Step 4: In your wireless router’s user interface or app, set up your Wi-Fi network’s name (SSID) and password. If your router has multiple Wi-Fi bands (usually 2.4 GHz and 5 GHz), do this for each band.

Step 5: If your wireless router offers more advanced features like scheduling, guest networks, or user profiles, set those up now as well.

Sign up for our newsletter. Get more from your internet.

Have a better, faster, more secure experience with your internet.

By signing up, you agree to our Privacy Policy & Terms and Conditions.

Part 4: Connect your devices

It’s time to get online. You have two options for connecting your internet devices: wired Ethernet connections or Wi-Fi.

How to connect to Wi-Fi

Accessing Wi-Fi is easy on nearly every device.


Step 1: Tap Settings.

Step 2: Tap Wi-Fi.

Step 3: Tap on the network’s name.

Step 4: Enter the network’s password.


Step 1: Swipe down from the top to expand the Notification Shade and tap on the “cog” icon. This opens the Settings panel.

Step 2: Tap Wi-Fi.

Step 3: Tap on the network’s name.

Step 4: Enter the network’s password.

Android (Samsung)

Step 1: Swipe down from the top to expand the Notification Shade and tap on the “cog” icon, This opens the Settings panel.

Step 2: Tap Connections.

Step 3: Tap Wi-Fi.

Step 4: Tap on the network’s name.

Step 5: Enter the network’s password.

Step 6: Tap Connect.


Step 1: Click on the Wi-Fi icon displayed on the taskbar.

Step 2: Click on the network’s name listed on the pop-up menu.

Step 3: Click on the Connect button.

Step 4: Enter the network’s password.

Step 5: Click on the box next to Connect Automatically if you want to autoconnect.


Step 1: Click the Wi-Fi icon displayed on the menu bar.

Step 2: Click on the network’s name listed on the drop-down menu.

Step 3: Enter the network’s password.

Step 4: Click Join.

How to connect via Ethernet

Wired connections are good for your most important connections—like a home computer or gaming console. Simply plug an Ethernet cable into one of the LAN ports on your router and plug the other end into an identical port on your device. If your device doesn’t have an Ethernet port, you can use an adapter.
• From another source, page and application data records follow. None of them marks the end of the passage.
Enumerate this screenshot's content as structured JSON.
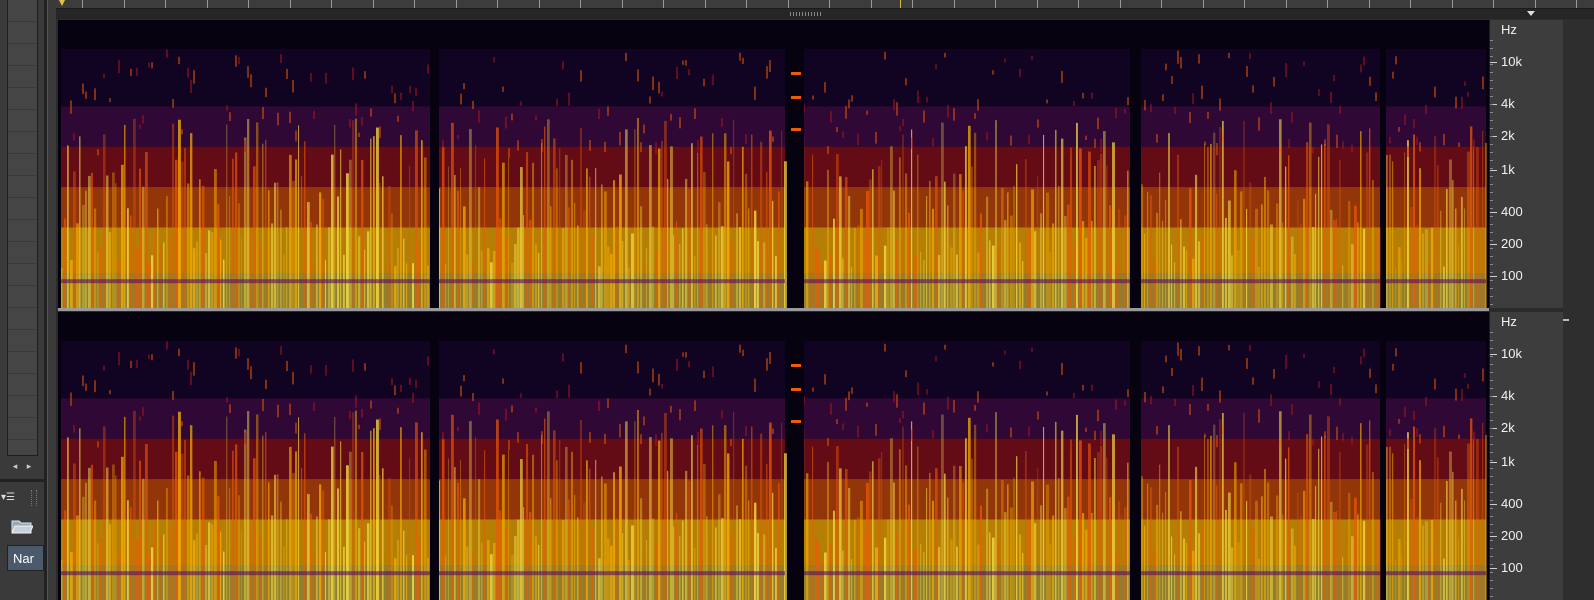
{
  "left_panel": {
    "scroll_left_glyph": "◂",
    "scroll_right_glyph": "▸",
    "panel_menu_glyph": "▾☰",
    "name_column_label": "Nar",
    "icons": [
      "scroll-left-icon",
      "scroll-right-icon",
      "panel-menu-icon",
      "open-folder-icon"
    ]
  },
  "timeline": {
    "playhead_icon": "playhead-marker-icon",
    "zoom_menu_icon": "chevron-down-icon"
  },
  "spectral_display": {
    "unit_label": "Hz",
    "frequency_ticks": [
      "10k",
      "4k",
      "2k",
      "1k",
      "400",
      "200",
      "100"
    ],
    "channels": [
      "channel-1",
      "channel-2"
    ],
    "colors": {
      "background": "#07020f",
      "low": "#1a0633",
      "mid_low": "#5a0e5e",
      "mid": "#b1151e",
      "mid_high": "#f05a06",
      "high": "#ffb400",
      "peak": "#ffe84a"
    }
  }
}
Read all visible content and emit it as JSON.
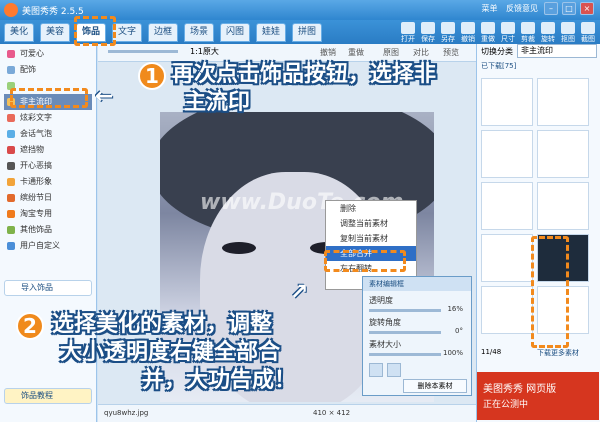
{
  "window": {
    "title": "美图秀秀 2.5.5",
    "menu": [
      "菜单",
      "反馈意见"
    ]
  },
  "tabs": [
    "美化",
    "美容",
    "饰品",
    "文字",
    "边框",
    "场景",
    "闪图",
    "娃娃",
    "拼图"
  ],
  "tab_active": "饰品",
  "toolbar": [
    "打开",
    "保存",
    "另存",
    "撤销",
    "重做",
    "尺寸",
    "剪裁",
    "旋转",
    "抠图",
    "截图"
  ],
  "sidebar": {
    "items": [
      "可爱心",
      "配饰",
      "",
      "非主流印",
      "炫彩文字",
      "会话气泡",
      "遮挡物",
      "开心恶搞",
      "卡通形象",
      "缤纷节日",
      "淘宝专用",
      "其他饰品",
      "用户自定义"
    ],
    "selected": "非主流印",
    "import_button": "导入饰品",
    "tutorial_button": "饰品教程"
  },
  "work_toolbar": {
    "zoom_label": "1:1原大",
    "actions": [
      "撤销",
      "重做",
      "原图",
      "对比",
      "预览"
    ]
  },
  "context_menu": [
    "删除",
    "调整当前素材",
    "复制当前素材",
    "全部合并",
    "左右翻转"
  ],
  "context_menu_highlight": "全部合并",
  "material_panel": {
    "title": "素材编辑框",
    "transparency_label": "透明度",
    "transparency_value": "16%",
    "rotate_label": "旋转角度",
    "rotate_value": "0°",
    "size_label": "素材大小",
    "size_value": "100%",
    "delete_button": "删除本素材"
  },
  "status": {
    "filename": "qyu8whz.jpg",
    "dimensions": "410 × 412"
  },
  "right_panel": {
    "category_label": "切换分类",
    "category_value": "非主流印",
    "tab_label": "已下载[75]",
    "pager": "11/48",
    "download_label": "下载更多素材"
  },
  "callouts": {
    "step1_num": "1",
    "step1_line1": "再次点击饰品按钮，选择非",
    "step1_line2": "主流印",
    "step2_num": "2",
    "step2_line1": "选择美化的素材，调整",
    "step2_line2": "大小透明度右键全部合",
    "step2_line3": "并，大功告成！"
  },
  "watermark": "www.DuoTe.com",
  "ad": {
    "line1": "美图秀秀 网页版",
    "line2": "正在公测中"
  },
  "colors": {
    "accent": "#f28a1d",
    "titlebar": "#2f86cf",
    "callout_outline": "#1b4e86"
  }
}
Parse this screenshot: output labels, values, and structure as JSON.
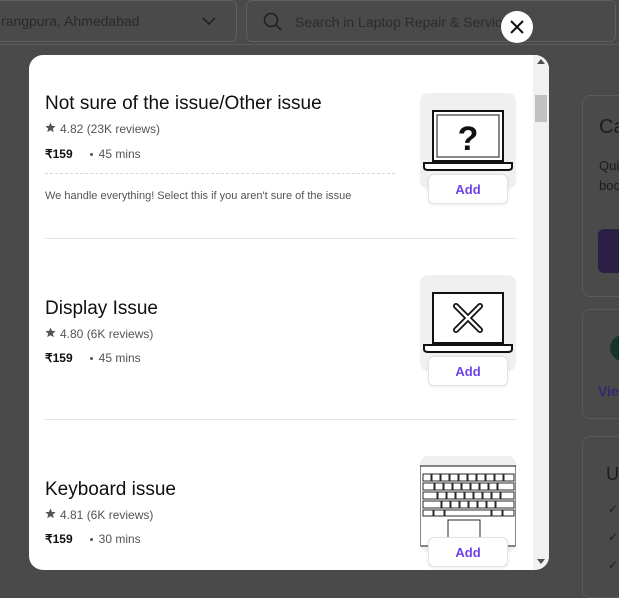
{
  "header": {
    "location": "rangpura, Ahmedabad",
    "search_placeholder": "Search in Laptop Repair & Services"
  },
  "background": {
    "card_title_partial": "Ca",
    "card_line1_partial": "Qui",
    "card_line2_partial": "boo",
    "view_partial": "Vie",
    "list_heading_partial": "U"
  },
  "modal": {
    "services": [
      {
        "title": "Not sure of the issue/Other issue",
        "rating": "4.82 (23K reviews)",
        "price": "₹159",
        "duration": "45 mins",
        "description": "We handle everything! Select this if you aren't sure of the issue",
        "add_label": "Add",
        "icon": "laptop-question-icon"
      },
      {
        "title": "Display Issue",
        "rating": "4.80 (6K reviews)",
        "price": "₹159",
        "duration": "45 mins",
        "add_label": "Add",
        "icon": "laptop-x-icon"
      },
      {
        "title": "Keyboard issue",
        "rating": "4.81 (6K reviews)",
        "price": "₹159",
        "duration": "30 mins",
        "add_label": "Add",
        "icon": "keyboard-icon"
      }
    ]
  },
  "colors": {
    "accent": "#6e42e5",
    "overlay": "#4a4a4a"
  }
}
Here are a few suggestions:

If there aren’t enough Ethernet ports on your router, add an Ethernet switch to expand your network.

Author -
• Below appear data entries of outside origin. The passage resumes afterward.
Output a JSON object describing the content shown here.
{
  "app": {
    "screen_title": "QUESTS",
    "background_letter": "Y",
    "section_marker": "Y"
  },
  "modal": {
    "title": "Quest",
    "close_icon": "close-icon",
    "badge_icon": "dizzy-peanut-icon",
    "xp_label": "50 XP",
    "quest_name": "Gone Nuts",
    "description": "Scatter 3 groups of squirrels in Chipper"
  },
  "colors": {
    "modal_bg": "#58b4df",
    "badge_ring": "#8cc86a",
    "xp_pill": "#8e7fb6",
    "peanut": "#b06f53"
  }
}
Rebecca Lee Armstrong has more than six years of experience writing about tech and the internet, with a specialty in hands-on testing. She started writing tech product and service reviews while finishing her BFA in creative writing at the University of Evansville and has found her niche writing about home networking, routers, and internet access at Her work has also been featured on Top Ten Reviews, MacSources, Windows Central, Android Central, Best Company, TechnoFAQ, and iMore.

Editor - Aaron Gates

Find Providers in Your Area